Lucknow, Feb. 10: Several people are feared dead in a stampede at Allahabad railway station, bursting with pilgrims on the most auspicious day of the Maha Kumbh that drew one of the largest congregations in the world.
Official sources put the toll at 13 while unconfirmed reports spoke of at least 20 deaths. Initial reports suggested the stampede was triggered by a footbridge collapse but railway minister Pawan Bansal said he had no such information.
The pilgrims were rushing to catch a train home at 6.30pm after taking the dip at Sangam, the confluence 7km from the station. An estimated 3 crore — some said 4.5 crore — pilgrims took the dip today because it was Mauni Amavasya, considered auspicious for heralding a series of steps for cleansing sins.
Less than an hour before the mishap, two persons had died in a mini-stampede inside the Kumbh Mela ground.
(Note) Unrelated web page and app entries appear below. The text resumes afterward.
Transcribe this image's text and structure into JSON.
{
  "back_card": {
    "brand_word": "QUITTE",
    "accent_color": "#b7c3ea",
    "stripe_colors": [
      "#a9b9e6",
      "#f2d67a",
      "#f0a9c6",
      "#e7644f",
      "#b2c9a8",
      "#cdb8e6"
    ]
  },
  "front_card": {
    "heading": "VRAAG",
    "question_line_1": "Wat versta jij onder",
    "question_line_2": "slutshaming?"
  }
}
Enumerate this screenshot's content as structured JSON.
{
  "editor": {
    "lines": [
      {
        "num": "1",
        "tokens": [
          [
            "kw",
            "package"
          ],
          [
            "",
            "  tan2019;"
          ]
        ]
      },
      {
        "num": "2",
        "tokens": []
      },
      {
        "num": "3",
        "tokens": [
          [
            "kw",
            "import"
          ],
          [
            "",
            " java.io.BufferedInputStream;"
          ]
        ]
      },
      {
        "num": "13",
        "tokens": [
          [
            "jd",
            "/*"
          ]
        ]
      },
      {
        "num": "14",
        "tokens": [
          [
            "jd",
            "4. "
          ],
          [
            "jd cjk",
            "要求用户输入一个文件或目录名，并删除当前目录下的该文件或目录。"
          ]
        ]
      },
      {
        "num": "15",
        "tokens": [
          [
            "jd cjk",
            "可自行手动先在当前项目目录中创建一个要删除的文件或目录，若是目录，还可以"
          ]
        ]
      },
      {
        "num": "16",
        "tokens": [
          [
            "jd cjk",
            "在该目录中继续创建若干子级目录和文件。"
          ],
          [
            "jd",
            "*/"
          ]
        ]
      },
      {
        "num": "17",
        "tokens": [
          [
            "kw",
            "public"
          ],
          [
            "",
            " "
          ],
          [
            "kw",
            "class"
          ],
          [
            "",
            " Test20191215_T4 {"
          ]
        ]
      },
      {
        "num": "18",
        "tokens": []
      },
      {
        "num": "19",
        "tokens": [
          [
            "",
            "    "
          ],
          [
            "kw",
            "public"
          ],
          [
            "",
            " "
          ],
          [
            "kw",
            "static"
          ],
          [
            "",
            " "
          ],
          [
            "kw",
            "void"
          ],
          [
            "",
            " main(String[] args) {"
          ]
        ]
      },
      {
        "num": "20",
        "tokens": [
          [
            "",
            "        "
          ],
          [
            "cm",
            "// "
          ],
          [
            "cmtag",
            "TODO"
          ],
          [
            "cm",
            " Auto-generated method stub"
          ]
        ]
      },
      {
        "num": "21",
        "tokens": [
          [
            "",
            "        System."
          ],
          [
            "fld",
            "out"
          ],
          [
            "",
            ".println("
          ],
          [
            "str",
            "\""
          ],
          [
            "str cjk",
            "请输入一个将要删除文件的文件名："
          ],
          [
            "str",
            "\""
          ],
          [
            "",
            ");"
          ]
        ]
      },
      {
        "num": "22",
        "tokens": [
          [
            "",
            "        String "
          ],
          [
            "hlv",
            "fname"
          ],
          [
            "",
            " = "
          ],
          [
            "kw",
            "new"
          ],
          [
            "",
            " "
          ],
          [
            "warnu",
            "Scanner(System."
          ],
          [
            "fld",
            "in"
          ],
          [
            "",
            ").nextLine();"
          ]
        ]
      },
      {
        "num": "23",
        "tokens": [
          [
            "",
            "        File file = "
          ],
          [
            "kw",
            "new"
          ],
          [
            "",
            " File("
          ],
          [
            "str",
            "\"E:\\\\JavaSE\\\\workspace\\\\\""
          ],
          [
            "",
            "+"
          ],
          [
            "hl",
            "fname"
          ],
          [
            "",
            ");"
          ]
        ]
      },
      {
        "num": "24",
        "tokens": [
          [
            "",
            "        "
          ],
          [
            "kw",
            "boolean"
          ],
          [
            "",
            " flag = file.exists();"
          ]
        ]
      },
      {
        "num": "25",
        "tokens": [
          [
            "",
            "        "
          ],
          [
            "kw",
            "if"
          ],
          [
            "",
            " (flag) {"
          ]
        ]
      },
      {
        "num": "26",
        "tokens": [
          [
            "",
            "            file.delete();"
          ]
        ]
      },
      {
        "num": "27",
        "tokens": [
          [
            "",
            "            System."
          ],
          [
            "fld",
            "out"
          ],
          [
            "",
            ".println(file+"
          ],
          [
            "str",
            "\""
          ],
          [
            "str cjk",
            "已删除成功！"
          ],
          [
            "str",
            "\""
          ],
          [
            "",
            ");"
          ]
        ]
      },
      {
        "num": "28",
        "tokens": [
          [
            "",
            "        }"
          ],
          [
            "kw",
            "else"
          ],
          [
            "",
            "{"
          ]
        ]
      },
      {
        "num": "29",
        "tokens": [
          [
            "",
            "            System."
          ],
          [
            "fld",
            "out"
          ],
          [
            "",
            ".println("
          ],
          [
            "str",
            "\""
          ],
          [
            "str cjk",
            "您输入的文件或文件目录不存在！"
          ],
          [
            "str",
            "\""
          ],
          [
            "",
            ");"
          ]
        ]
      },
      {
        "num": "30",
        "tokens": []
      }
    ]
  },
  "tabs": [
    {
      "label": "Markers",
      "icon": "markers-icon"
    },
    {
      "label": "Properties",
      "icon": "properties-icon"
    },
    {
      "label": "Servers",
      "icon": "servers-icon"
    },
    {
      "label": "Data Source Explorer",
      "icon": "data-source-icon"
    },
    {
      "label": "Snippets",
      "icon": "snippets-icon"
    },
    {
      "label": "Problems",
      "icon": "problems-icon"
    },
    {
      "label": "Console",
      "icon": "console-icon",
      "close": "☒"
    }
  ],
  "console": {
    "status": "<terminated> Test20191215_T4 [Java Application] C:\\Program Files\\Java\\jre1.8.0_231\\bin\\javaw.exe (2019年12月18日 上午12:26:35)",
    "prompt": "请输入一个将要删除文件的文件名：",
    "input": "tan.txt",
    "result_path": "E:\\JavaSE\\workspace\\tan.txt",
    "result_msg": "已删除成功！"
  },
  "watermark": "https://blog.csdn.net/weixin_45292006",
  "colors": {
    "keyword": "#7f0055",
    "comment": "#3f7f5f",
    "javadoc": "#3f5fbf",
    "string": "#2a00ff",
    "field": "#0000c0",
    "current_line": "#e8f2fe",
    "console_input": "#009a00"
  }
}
An official said the relatives of one victim, an aged man, were speaking in Bengali but he said the identity of the deceased had not been established till this evening.
An official said an estimated 5,000 people were on the railway footbridge when it reportedly collapsed. The passengers ran back when the railing of the footbridge apparently gave way. But police reportedly misunderstood and launched a baton-charge to restore order. The charge aggravated the stampede, according to eyewitnesses.
“Ten bodies, that of seven women and three men, can be seen on platform 6,” Harendra Rao, divisional railway manager, said tonight.
On the mela ground, the pressure of the turnout was telling. Many pilgrims had to wait six to eight hours before they could reach the riverfront. Several celebrities and industrialists were among those who took the dip. ( )
The long wait ensured that a large number of pilgrims turned up together at the station in the evening to take trains back home. Ambulances heading to the station were held up as the approach roads were clogged with a heaving mass of pilgrims returning after the holy bath.
“No one came to us for at least two hours after the fall,” Shankari Pal, a 45-year-old pilgrim from Kanpur, said.
Mauni Amavasya marks the appearance of the sage Manu, the first man according to Hindu belief, on earth.
Mauni Amavasya falls in the month of Magh (January-February). In Magh, which means one that cleanses sin, a Hindu believer is expected to pray to Lord Vishnu, meditate, donate money and materials and observe a vow of silence – all these start with the ceremonial bath at the confluence.